Pill Bottle
Given the state of the economy, and upticks in home foreclosures and employment rates in the past few years, it may come as no surprise that antidepressants are now the most frequently used medications among Americans between the ages of 18 and 44, according to the Centers for Disease Control and Prevention.

People may have a lot to be depressed about lately, but why are veterinarians now prescribing antidepressants for pets? Considering the cushy life that many dogs and cats enjoy these days, do they really have anything to be down about?

It’s Not What You Think

Truth is, antidepressants are generally not used for depression in veterinary medicine. Rather, they are prescribed to help treat various underlying anxieties that can lead to behavior problems. And by behavior problems, I’m not talking about your average my-dog-doesn’t-come-when-I-call kind of issue.

I’m talking about complex problems, like the ones that have come through my exam room: a dog who shrieked whenever the silverware drawer was opened, a cat who repeatedly attacked his own tail until it was nothing but a bloody stump, and a rescued dog who constantly cowered and flinched — despite the fact that the canine’s kind-hearted owner spent months sleeping on the floor to earn the dog’s trust.

For these pets, there’s no “magic pill” that can cure their behavior problems. Although training and behavior modification may eventually help them overcome their anxieties, veterinarians may also prescribe medications to help prevent such pets from hurting themselves or damaging property — and to help reduce their anxiety levels long enough to allow them to learn new behavior patterns.

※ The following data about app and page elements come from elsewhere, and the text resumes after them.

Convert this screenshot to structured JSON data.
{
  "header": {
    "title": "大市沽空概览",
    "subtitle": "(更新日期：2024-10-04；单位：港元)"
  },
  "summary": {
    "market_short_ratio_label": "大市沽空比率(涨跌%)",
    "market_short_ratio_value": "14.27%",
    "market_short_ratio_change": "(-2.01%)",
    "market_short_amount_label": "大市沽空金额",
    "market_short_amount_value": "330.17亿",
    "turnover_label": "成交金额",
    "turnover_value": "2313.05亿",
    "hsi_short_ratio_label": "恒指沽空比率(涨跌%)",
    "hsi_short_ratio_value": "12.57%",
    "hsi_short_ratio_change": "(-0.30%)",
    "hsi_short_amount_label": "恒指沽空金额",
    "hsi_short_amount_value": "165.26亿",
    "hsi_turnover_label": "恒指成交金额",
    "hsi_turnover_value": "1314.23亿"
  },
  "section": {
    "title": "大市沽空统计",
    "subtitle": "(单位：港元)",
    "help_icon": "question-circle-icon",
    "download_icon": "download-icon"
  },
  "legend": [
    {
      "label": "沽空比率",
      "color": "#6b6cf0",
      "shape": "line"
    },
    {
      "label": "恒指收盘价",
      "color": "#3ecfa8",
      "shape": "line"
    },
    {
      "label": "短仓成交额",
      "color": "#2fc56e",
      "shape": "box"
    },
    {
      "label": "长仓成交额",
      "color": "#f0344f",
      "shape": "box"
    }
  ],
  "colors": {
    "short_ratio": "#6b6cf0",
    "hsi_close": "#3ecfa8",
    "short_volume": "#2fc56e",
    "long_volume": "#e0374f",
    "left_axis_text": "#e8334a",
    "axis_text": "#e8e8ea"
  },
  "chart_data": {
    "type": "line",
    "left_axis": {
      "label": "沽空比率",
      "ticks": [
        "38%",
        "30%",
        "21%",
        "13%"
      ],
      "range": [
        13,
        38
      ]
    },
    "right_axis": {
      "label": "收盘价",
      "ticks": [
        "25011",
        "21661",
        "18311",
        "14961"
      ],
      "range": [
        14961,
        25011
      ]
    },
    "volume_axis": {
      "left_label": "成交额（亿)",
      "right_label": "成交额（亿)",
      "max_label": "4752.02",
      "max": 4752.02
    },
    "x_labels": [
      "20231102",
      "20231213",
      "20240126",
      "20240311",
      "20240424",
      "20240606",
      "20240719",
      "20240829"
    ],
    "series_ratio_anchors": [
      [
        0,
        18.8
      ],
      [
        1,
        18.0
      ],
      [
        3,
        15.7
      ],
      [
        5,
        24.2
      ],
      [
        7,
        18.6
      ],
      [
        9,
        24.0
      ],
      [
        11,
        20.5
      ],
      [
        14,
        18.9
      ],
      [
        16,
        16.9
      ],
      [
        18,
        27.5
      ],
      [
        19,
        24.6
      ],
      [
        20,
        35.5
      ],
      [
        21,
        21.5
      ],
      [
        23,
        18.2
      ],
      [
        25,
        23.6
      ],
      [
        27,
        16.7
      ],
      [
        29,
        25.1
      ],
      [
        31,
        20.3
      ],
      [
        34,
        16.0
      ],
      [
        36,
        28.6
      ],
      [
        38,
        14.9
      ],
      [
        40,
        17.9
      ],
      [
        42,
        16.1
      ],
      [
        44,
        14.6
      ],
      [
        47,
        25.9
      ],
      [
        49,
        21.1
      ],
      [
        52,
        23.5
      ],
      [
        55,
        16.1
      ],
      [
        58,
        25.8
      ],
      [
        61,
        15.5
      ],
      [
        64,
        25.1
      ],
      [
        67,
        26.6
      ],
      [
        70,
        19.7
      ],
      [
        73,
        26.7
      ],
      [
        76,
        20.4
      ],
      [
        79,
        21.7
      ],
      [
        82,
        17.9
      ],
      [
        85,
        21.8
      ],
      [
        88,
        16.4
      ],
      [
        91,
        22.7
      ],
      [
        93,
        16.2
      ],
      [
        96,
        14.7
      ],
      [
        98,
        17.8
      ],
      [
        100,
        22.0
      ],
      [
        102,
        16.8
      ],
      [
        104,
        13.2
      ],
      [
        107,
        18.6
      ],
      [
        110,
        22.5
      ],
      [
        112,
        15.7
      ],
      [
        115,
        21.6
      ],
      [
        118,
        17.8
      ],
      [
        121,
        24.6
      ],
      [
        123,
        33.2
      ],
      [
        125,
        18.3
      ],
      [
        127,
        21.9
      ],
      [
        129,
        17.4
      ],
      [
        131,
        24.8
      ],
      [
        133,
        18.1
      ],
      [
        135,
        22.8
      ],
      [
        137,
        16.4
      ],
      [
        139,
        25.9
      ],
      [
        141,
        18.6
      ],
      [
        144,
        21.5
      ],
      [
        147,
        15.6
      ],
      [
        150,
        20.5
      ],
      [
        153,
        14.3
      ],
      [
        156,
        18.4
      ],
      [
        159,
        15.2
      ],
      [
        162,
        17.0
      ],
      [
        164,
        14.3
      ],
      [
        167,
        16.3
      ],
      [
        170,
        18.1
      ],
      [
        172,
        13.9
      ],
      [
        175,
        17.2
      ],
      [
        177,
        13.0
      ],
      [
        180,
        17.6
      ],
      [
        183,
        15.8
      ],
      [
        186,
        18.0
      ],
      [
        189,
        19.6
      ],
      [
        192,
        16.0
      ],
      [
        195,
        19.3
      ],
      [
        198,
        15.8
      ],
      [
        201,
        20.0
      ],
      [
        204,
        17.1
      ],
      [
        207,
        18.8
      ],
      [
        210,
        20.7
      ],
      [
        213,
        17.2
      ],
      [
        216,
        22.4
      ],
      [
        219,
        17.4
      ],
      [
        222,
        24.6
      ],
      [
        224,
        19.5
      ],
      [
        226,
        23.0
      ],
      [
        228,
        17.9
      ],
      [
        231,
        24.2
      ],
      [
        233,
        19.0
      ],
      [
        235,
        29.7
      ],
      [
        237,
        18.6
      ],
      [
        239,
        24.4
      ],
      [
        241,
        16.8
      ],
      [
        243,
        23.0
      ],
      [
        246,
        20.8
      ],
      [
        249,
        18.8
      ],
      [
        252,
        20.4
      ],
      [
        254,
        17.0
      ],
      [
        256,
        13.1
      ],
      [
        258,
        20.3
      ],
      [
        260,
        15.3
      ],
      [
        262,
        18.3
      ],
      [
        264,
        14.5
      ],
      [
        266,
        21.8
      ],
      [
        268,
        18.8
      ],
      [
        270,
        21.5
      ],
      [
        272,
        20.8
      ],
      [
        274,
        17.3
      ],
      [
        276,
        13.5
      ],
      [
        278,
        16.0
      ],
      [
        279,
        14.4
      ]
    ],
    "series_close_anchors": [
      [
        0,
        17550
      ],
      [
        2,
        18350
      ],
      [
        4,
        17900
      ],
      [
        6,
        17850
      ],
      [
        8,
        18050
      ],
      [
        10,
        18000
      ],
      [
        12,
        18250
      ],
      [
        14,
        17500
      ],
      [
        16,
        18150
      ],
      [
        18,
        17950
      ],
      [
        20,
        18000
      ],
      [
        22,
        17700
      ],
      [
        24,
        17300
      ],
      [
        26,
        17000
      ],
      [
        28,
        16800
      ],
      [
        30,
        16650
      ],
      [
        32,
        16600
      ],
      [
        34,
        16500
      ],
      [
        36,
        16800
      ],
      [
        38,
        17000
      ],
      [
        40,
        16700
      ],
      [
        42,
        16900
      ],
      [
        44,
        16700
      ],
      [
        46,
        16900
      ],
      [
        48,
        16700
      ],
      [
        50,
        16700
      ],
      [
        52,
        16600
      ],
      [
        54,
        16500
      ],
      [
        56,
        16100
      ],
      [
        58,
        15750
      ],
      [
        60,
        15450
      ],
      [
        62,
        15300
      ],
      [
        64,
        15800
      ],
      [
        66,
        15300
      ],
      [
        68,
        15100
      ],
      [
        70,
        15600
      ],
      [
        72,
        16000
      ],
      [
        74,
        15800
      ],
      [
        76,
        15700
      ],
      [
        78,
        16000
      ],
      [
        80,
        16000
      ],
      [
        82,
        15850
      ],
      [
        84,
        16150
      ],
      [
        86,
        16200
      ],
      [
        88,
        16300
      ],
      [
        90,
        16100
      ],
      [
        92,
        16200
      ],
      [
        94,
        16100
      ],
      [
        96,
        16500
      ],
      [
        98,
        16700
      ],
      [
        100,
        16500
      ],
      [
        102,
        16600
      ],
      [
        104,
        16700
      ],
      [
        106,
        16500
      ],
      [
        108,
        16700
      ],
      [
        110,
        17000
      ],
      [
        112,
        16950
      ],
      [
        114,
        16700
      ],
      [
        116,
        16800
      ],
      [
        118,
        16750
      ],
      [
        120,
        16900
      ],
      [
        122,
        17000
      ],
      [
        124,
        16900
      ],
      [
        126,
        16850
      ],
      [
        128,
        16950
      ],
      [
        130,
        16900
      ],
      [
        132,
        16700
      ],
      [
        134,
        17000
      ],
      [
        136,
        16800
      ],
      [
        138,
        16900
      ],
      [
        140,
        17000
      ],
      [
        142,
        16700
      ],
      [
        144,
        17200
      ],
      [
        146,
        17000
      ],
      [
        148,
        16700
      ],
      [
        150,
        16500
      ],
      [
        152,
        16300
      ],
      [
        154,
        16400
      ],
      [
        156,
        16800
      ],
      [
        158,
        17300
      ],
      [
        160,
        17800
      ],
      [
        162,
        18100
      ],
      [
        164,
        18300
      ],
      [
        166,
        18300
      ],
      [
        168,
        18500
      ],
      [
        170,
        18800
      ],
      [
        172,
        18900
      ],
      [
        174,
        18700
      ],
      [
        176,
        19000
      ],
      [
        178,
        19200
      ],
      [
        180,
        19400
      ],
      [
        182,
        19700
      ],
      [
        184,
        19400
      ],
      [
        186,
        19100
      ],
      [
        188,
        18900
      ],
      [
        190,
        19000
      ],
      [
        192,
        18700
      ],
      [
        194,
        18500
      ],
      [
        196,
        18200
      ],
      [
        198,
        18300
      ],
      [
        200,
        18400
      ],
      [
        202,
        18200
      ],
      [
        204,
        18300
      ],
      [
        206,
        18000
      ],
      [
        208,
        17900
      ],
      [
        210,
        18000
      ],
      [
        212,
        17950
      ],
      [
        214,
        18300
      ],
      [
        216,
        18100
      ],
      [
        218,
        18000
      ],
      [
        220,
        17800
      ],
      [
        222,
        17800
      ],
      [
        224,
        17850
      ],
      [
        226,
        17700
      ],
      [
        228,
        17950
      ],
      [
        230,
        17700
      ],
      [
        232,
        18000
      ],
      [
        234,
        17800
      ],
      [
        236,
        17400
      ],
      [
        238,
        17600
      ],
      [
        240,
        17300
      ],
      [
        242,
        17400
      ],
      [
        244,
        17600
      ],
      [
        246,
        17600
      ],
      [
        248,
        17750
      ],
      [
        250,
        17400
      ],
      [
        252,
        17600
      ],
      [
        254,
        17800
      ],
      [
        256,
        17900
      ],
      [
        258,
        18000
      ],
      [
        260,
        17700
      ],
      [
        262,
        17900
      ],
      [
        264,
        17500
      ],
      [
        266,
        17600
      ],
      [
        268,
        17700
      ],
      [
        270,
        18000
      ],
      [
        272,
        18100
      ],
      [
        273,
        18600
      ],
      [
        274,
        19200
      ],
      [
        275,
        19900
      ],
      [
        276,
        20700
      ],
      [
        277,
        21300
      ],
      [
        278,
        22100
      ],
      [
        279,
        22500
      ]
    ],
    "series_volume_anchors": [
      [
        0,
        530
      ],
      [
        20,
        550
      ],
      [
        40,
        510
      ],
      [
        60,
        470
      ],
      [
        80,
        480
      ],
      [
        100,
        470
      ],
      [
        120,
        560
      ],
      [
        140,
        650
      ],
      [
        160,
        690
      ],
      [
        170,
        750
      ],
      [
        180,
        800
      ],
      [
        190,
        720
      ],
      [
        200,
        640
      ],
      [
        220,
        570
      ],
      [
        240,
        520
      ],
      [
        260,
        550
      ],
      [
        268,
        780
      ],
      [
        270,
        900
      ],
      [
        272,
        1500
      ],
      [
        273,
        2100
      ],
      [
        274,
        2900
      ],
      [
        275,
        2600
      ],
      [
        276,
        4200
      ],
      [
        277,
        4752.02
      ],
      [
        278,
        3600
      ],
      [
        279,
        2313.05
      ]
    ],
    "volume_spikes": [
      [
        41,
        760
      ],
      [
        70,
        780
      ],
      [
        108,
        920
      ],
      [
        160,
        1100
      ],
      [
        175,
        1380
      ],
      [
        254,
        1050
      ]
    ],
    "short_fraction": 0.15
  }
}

So what kind of behavior problems are we talking about? Here’s a look at five common scenarios in which vets may prescribe pet antidepressants.

Separation Anxiety

Many dogs can become severely distressed when they’re separated from their owners. A classic example of this is when owners leave for work, driving certain dogs to bark incessantly, destroy furniture, chew holes in drywall, urinate in the house and even scratch at the door until their paws are bloody.

Generalized and Acute Anxiety

Pets who were poorly socialized or who had bad experiences as youngsters may have trouble interacting with people and animals — and be fearful of new situations. Others may experience acute anxiety, which can manifest as thunderstorm phobias or a fear of loud noises.

Compulsive Disorders

Pets can display repetitive behaviors that serve no function. Cats with psychogenic alopecia, for example, may groom themselves to the point where their flanks or limbs are completely devoid of hair. Cats can also compulsively pace, yowl or suck on fabrics, such as wool. Compulsive behaviors for dogs include repetitive licking, fence running and tail chasing.

Cognitive Dysfunction Syndrome

Older pets, especially dogs, may start to show signs of anxiety associated with an aging brain, as well as appear disoriented, forget housetraining and interact less with the family.

Feline Urine Marking

While most urine marking can be resolved through neutering or spaying a pet, some felines who continue to spray in the house may respond to medication. In cases like these, your veterinarian will examine the pet and recommend diagnostic tests to help rule out underlying medical conditions that can cause the behavior problem.

4 Important Facts About Antidepressants and Pets

No medication is a replacement for training and behavior modification. Prescription drugs may help calm a pet, but they don’t address the underlying problem. Ideally, antidepressants should be used on a short-term basis, so that your pet is more receptive to training. The ultimate goal: Change a pet’s behavior through training, eliminating the need for medication.

Many medications have potential side effects. Your veterinarian may want to perform blood tests before prescribing an antidepressant, as well as run periodic blood tests during treatment to help determine how your pet’s body is tolerating the medication. Be sure to ask your vet what potential side effects are associated with your pet’s medication.

Pets will not change behaviors overnight. With many medications, it may take several weeks or months before you notice changes in your pet’s demeanor.

Some medications may be used off label. What this means is that a drug can be prescribed for a use that has not been approved by the Federal Drug Administration (FDA). While veterinarians make recommendations based on the best information available, using drugs off label is not without risks, so you may be asked to sign a consent form authorizing the use of medications in this manner.

For pets with severe behavior problems, antidepressants may help them cope with their anxieties in the short term, but the real key is for owners to possess the patience and determination to provide their pets with the right training — even if it means working with a veterinary behaviorist or a certified trainer. Ultimately, this is what will make pets a lot happier.